into this whales eye thinking Oh My God, this is really huge, I mean, what a incredible experience this is! I’d never seen one up close in the water like that before. The whale and I looked at each other for several minutes and I’m just kind of looking trying to see his whole body but he is too big.
All of a sudden I felt a bump on the back of my knees, and I couldn't figure out what bumped me. I thought that maybe Harry came back, so I turn around and there is a baby humpback whale! I am sandwiched right between Mom and the little one, and I go "Oh God! She is going to stamp me into hairy Bouillabaisse". There is no way that I am going to live through this whole thing as I am trying to extricate myself out of there without seeming too hostile.
The interesting thing was that neither whale was particularly bothered with my presence. They both looked at me like I was a lost buddy, so over the next 30 minutes I had repeated visits by both humpback whales. They would go up and get a breath and would come back down and find me again.
Now I am starting to work myself back over to my boat because I am getting kind of low on air. As I got close to the boat, they would continue to come back and return and swim with me side by side, almost like they were escorting me which was a very, very, interesting experience! The feeling that these were intelligent life beings that knew what was going on, who I was, what I was, and the fact that they chose to be there with me was incredible! It was an absolute honor and privilege to be visited by these whales.

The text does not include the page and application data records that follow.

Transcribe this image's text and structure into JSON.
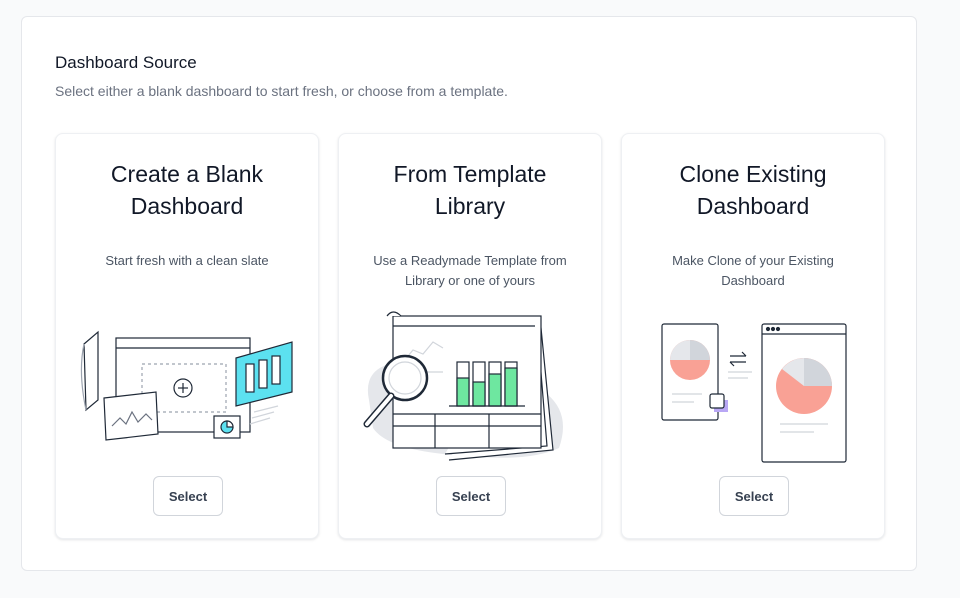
{
  "section": {
    "title": "Dashboard Source",
    "subtitle": "Select either a blank dashboard to start fresh, or choose from a template."
  },
  "cards": [
    {
      "title": "Create a Blank Dashboard",
      "description": "Start fresh with a clean slate",
      "icon": "blank-dashboard-illustration",
      "button_label": "Select"
    },
    {
      "title": "From Template Library",
      "description": "Use a Readymade Template from Library or one of yours",
      "icon": "template-library-illustration",
      "button_label": "Select"
    },
    {
      "title": "Clone Existing Dashboard",
      "description": "Make Clone of your Existing Dashboard",
      "icon": "clone-dashboard-illustration",
      "button_label": "Select"
    }
  ],
  "colors": {
    "accent_cyan": "#5ce1f0",
    "accent_green": "#6ee7a0",
    "accent_coral": "#f9a195",
    "accent_purple": "#b9a7f5",
    "line": "#1f2937"
  }
}
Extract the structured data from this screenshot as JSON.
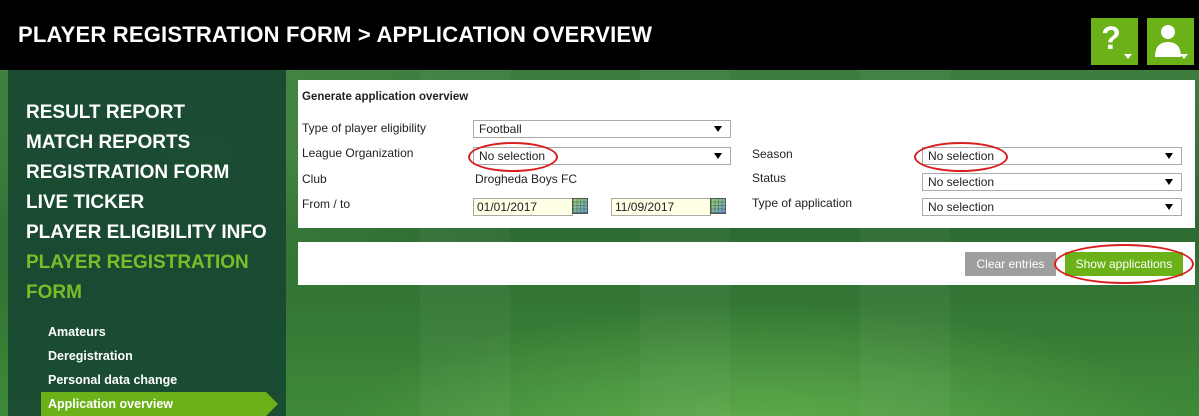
{
  "header": {
    "title": "PLAYER REGISTRATION FORM > APPLICATION OVERVIEW",
    "help_glyph": "?",
    "accent_color": "#6bb218"
  },
  "sidebar": {
    "main_items": [
      {
        "label": "RESULT REPORT"
      },
      {
        "label": "MATCH REPORTS"
      },
      {
        "label": "REGISTRATION FORM"
      },
      {
        "label": "LIVE TICKER"
      },
      {
        "label": "PLAYER ELIGIBILITY INFO"
      },
      {
        "label": "PLAYER REGISTRATION FORM"
      }
    ],
    "sub_items": [
      {
        "label": "Amateurs"
      },
      {
        "label": "Deregistration"
      },
      {
        "label": "Personal data change"
      },
      {
        "label": "Application overview"
      }
    ]
  },
  "form": {
    "title": "Generate application overview",
    "eligibility_label": "Type of player eligibility",
    "eligibility_value": "Football",
    "league_label": "League Organization",
    "league_value": "No selection",
    "club_label": "Club",
    "club_value": "Drogheda Boys FC",
    "fromto_label": "From / to",
    "from_date": "01/01/2017",
    "to_date": "11/09/2017",
    "season_label": "Season",
    "season_value": "No selection",
    "status_label": "Status",
    "status_value": "No selection",
    "apptype_label": "Type of application",
    "apptype_value": "No selection"
  },
  "actions": {
    "clear_label": "Clear entries",
    "show_label": "Show applications"
  }
}
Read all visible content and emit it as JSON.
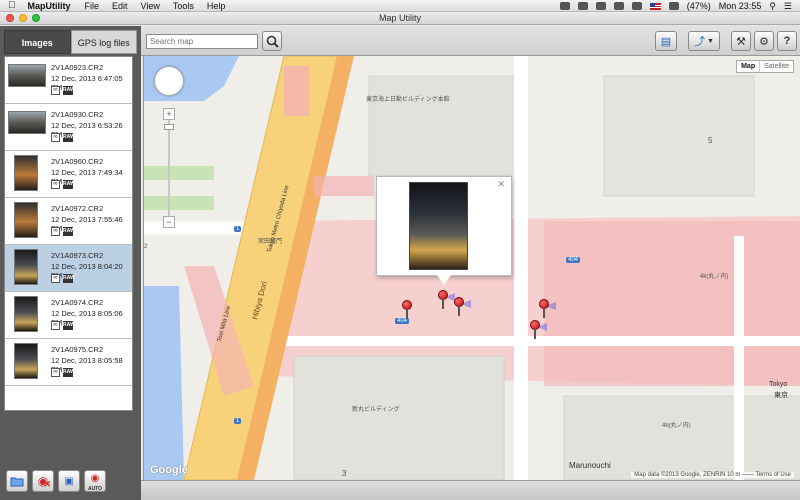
{
  "menubar": {
    "app_name": "MapUtility",
    "menus": [
      "File",
      "Edit",
      "View",
      "Tools",
      "Help"
    ],
    "battery": "(47%)",
    "clock": "Mon 23:55"
  },
  "window": {
    "title": "Map Utility"
  },
  "tabs": [
    {
      "label": "Images",
      "active": true
    },
    {
      "label": "GPS log files",
      "active": false
    }
  ],
  "search": {
    "placeholder": "Search map"
  },
  "images": [
    {
      "name": "2V1A0923.CR2",
      "date": "12 Dec, 2013 6:47:05 PM",
      "thumb": "wide",
      "selected": false
    },
    {
      "name": "2V1A0930.CR2",
      "date": "12 Dec, 2013 6:53:26 PM",
      "thumb": "wide",
      "selected": false
    },
    {
      "name": "2V1A0960.CR2",
      "date": "12 Dec, 2013 7:49:34 PM",
      "thumb": "tall",
      "selected": false
    },
    {
      "name": "2V1A0972.CR2",
      "date": "12 Dec, 2013 7:55:46 PM",
      "thumb": "tall",
      "selected": false
    },
    {
      "name": "2V1A0973.CR2",
      "date": "12 Dec, 2013 8:04:20 PM",
      "thumb": "night",
      "selected": true
    },
    {
      "name": "2V1A0974.CR2",
      "date": "12 Dec, 2013 8:05:06 PM",
      "thumb": "night",
      "selected": false
    },
    {
      "name": "2V1A0975.CR2",
      "date": "12 Dec, 2013 8:05:58 PM",
      "thumb": "night",
      "selected": false
    }
  ],
  "raw_badge": "RAW",
  "bottom_buttons": {
    "auto_label": "AUTO"
  },
  "map": {
    "type_selected": "Map",
    "type_other": "Satellite",
    "google_logo": "Google",
    "copyright": "Map data ©2013 Google, ZENRIN   10 m ——   Terms of Use",
    "labels": {
      "marunouchi": "Marunouchi",
      "tokyo": "Tokyo",
      "tokyo_jp": "東京",
      "route_404": "404",
      "route_1": "1",
      "hibiya_dori": "Hibiya Dori",
      "chiyoda_line": "Tokyo Metro Chiyoda Line",
      "toei_mita_line": "Toei Mita Line",
      "building_top": "東京海上日動ビルディング本館",
      "building_mid": "新丸ビルディング",
      "shop": "実田経門",
      "num_5": "5",
      "num_3": "3",
      "num_2": "2",
      "label_4k": "4k(丸ノ内)",
      "label_4b": "4b(丸ノ内)"
    }
  },
  "colors": {
    "selected_row": "#bcd0e4",
    "road_major": "#f7d27a",
    "road_orange": "#f4b063",
    "pink_area": "#f6c8c8",
    "water": "#a9c9f2",
    "park": "#c8e3b4"
  }
}
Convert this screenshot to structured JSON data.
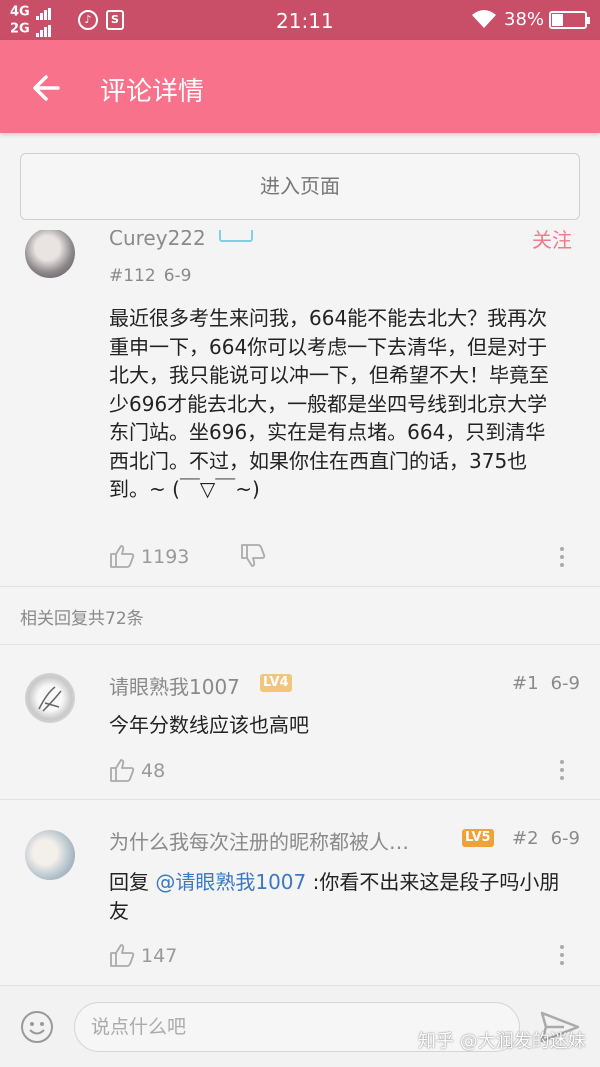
{
  "status_bar": {
    "net1": "4G",
    "net2": "2G",
    "app1_icon": "netease-music-icon",
    "app2_icon": "s-app-icon",
    "app2_label": "S",
    "time": "21:11",
    "battery": "38%",
    "battery_level": 0.38
  },
  "app_bar": {
    "title": "评论详情"
  },
  "enter_page_label": "进入页面",
  "main_comment": {
    "author": "Curey222",
    "follow_label": "关注",
    "floor": "#112",
    "date": "6-9",
    "text": "最近很多考生来问我，664能不能去北大？我再次重申一下，664你可以考虑一下去清华，但是对于北大，我只能说可以冲一下，但希望不大！毕竟至少696才能去北大，一般都是坐四号线到北京大学东门站。坐696，实在是有点堵。664，只到清华西北门。不过，如果你住在西直门的话，375也到。~ (￣▽￣~)",
    "likes": "1193"
  },
  "replies_header": "相关回复共72条",
  "replies": [
    {
      "author": "请眼熟我1007",
      "level": "LV4",
      "floor": "#1",
      "date": "6-9",
      "text": "今年分数线应该也高吧",
      "likes": "48"
    },
    {
      "author": "为什么我每次注册的昵称都被人…",
      "level": "LV5",
      "floor": "#2",
      "date": "6-9",
      "reply_prefix": "回复 ",
      "mention": "@请眼熟我1007",
      "text": " :你看不出来这是段子吗小朋友",
      "likes": "147"
    }
  ],
  "input": {
    "placeholder": "说点什么吧"
  },
  "watermark": "知乎 @大润发的迷妹",
  "colors": {
    "status_bar": "#c94f68",
    "app_bar": "#f7728a",
    "mention": "#3b79c4",
    "follow": "#f07a8e"
  }
}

I swim back to the boat, literally extracting the last four molecules of air out of my cylinder and I finally get back up to the surface and I look down in the water and they are swimming around under the boat. They would surface and swim around the boat and as I sat up on the swim step they would swim under the boat and come up and kind of roll over and look at me on the surface. It was as if they seemed to know I was ok.
My friend Harry is on the beach by now. He had been finning so fast here was almost a burrow because he did not stop racing back until he got to probably 40 - 50 yards up the beach, I am exaggerating! Now he wants me to come up to the beach in my fiberglass boat and pick him up!
I am going “No Harry, swim out”, and Harry is saying “No way, there are humpback whales out there!” So eventually I had to go to the beach and rescue him.
Let’s just say this was one of the most spectacular dives of
(Tani: Thank you John for sharing this story with us!)
This was an actual event encountered by John Lachelt of Channel Dive Center in Juneau Alaska. You can visit his dive center's web site at channeldive.com.
Channel Dive Center
Tani Church Bell Photography
Humpback Whales of Alaska (ADFG)
Humpback Whales (NOAA)
SPECIAL FEATURES > Interview > Cinematographer Michele Hall |
Barbara Phua on Bali and Photography | Tanya Streeter, World Champion Freediver! | Alice Lee in the Riau Archipelago | Cenotes diving with Sid Thaker | Dr. Alexander Mustard | Commercial Diver Larry Goldberg | David Lim in Layang Layang | John Lachelt in Alaska | Tanis and Said in the Desert